Project description:We previously reported that a synthetic Nod1 ligand, FK565, induced coronary arteritis in mice similar to Kawasaki disease. However, the molecular mechanisms underlying this site-specific inflammation have remained elusive. In this study, we found that CD11c+MHC class II+ cells accumulated in the heart of FK565-treated mice prior to arteritis development. We used microarray analysis to detail gene expression of CD11c+MHC class II+ cells. To obtain gene expression profile of CD11c+MHC class II+ cells, we isolated these cells from hearts of FK565-treated mice. Briefly, female mice at 8weeks age were administered 500 μg of FK565 subcutaneously at day 0 and day 3. At day6, murine hearts were removed and digested with collagenase. CD11c+MHC II+ cells were sorted as PI–CD45+Ly6G–NK1.1–CD11b+CD11c+MHC II+ using FACS Aria cell sorter (BD Biosciences). Sorted cells were subjected to RNA preparation. Two independent replicates from ten mice were made.
Project description:Over expression of MHC Class l protein in skeletal muscle causes myositis. Phenotype after expression in young mice is more severe. We performed gene expression profiling on young and adult mice after over expression of self MHC class l protein in skeletal muscle Muscle from young ( early) , adult (Late) and cntrol (control) mice , n=3 each group, was used for gene expression profiling
Project description:Over expression of MHC Class l protein in skeletal muscle causes myositis. Phenotype after expression in young mice is more severe. We performed gene expression profiling on young and adult mice after over expression of self MHC class l protein in skeletal muscle Overall design: Muscle from young ( early) , adult (Late) and cntrol (control) mice , n=3 each group, was used for gene expression profiling
Project description:To further understand the early molecular events in antibody mediated chronic inflammation of the lungs, we utilized a murine Obliterative Airway Disease (OAD) model of native lungs where Abs to MHC class I induces bronchiolar obliteration and fibrosis. This study identified a unique transcriptional profile with a set of genes that were stimulated while another set of genes that were repressed in anti MHC I treated lungs compared to that of isotype treated lungs. Lung transplantation (LTx) is an accepted clinical intervention for various intractable pulmonary dysfunctions. However, de novo Abs to mismatched donor HLA (DSA) predispose lung-grafts to chronic rejection, Bronchiolitis Obliterans Syndrome (BOS). The anti-MHC induced mouse OAD model, the only available preclinical model for study of early pathogenesis following MHC ligation, produces lesions analogous to BOS. Overall design: Induction of gene expression was measured following intrabronchial administration of anti-MHC class I (H-2Kb) Ab at 200μg/mouse. Samples were collected on days 1, 2, 3 and 6 post-Ab administration. Isotype matched control Ab was administered at an equivalent dose and gene expression profile in isotype treated group served as the base line expression and was compared with that of anti-H-2Kb treated group. A total of 24 samples were processed with two treatment groups (anti-H-2Kb, isotype), four time points (days 1, 2, 3 and 6) and three biological replicates.
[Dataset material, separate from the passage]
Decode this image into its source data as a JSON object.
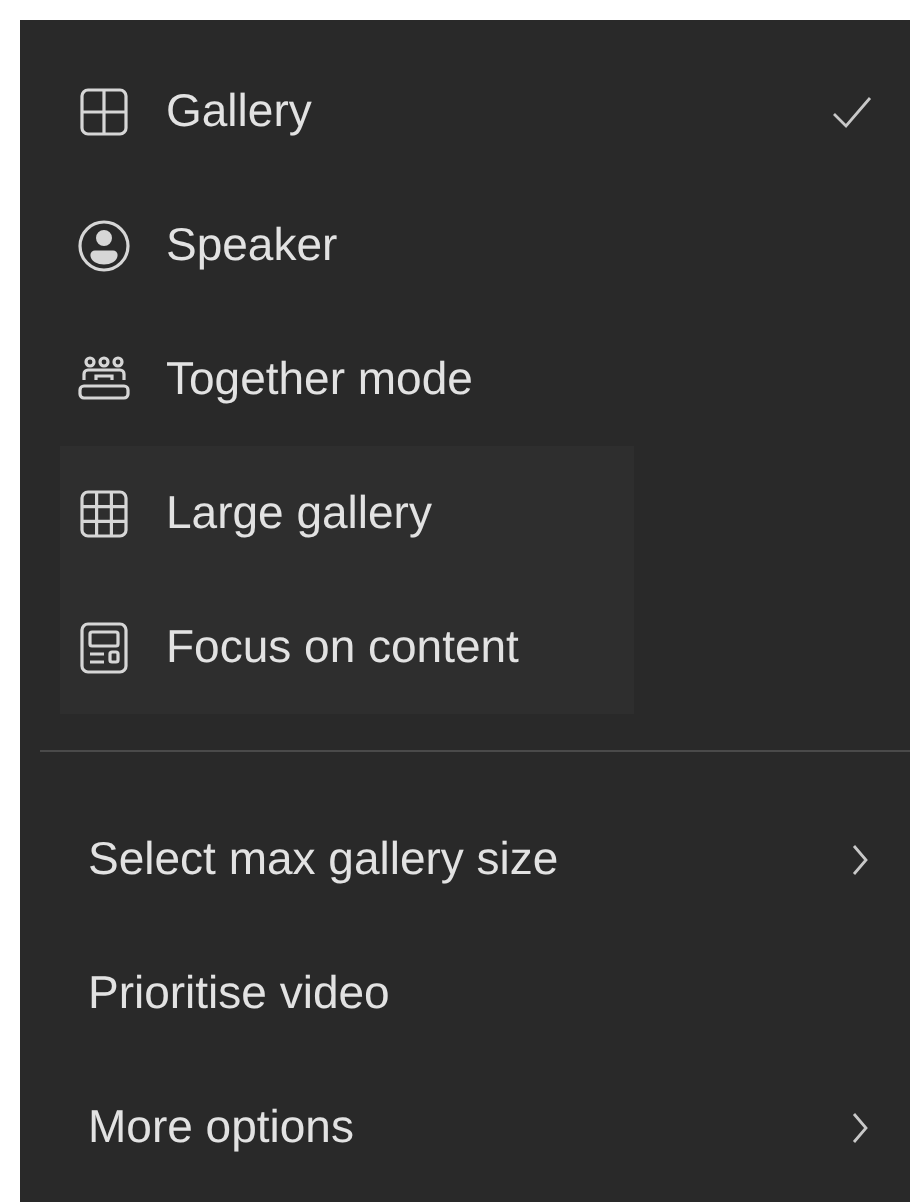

Project description:MHC class II (MHCII) genes are transactivated by the NOD-like receptor (NLR) factor CIITA, which is recruited to SXY regulatory modules of MHC promoters via a DNA-binding “enhanceosome” complex. NLRC5, another NLR protein, was recently found to control transcription of MHC class I (MHCI) genes. However, detailed understanding of its target-gene specificity and mechanism of action remained lacking. We therefore performed ChIP-sequencing experiments to gain comprehensive information on NLRC5-transactivated genes. In addition to classical MHCI genes, we identified novel NLRC5-targets exclusively in the H2-Q and H2-T regions of the MHCI locus, among which the best targets were found. Investigation of cells lacking the MHCII-enhanceosome factor RFX5 demonstrated its strict requirement for NLRC5 recruitment to the SXY module conserved in MHCI genes. Furthermore, patient-derived B cell lines deficient in RFX5, RFXAP, and RFXANK corroborated importance of the enhanceosome for MHCI transactivation. Although sharing similar SXY modules and common DNA-binding factors, CIITA and NLRC5 regulate distinct genes, as shown here using double-deficient Nlrc5-/-CIIta-/- mice. The identification of sequences occupied by NLRC5 in vivo allowed us to define a unique consensus motif for its recruitment, which diverges from that used by CIITA. Our results thus broaden our knowledge on transcriptional activity of NLRC5, highlighting its remarkable selectivity for genes encoding MHCI or related proteins and providing insights into the specificity of its recruitment. Analysis of Nlrc5 binding sites in T-cells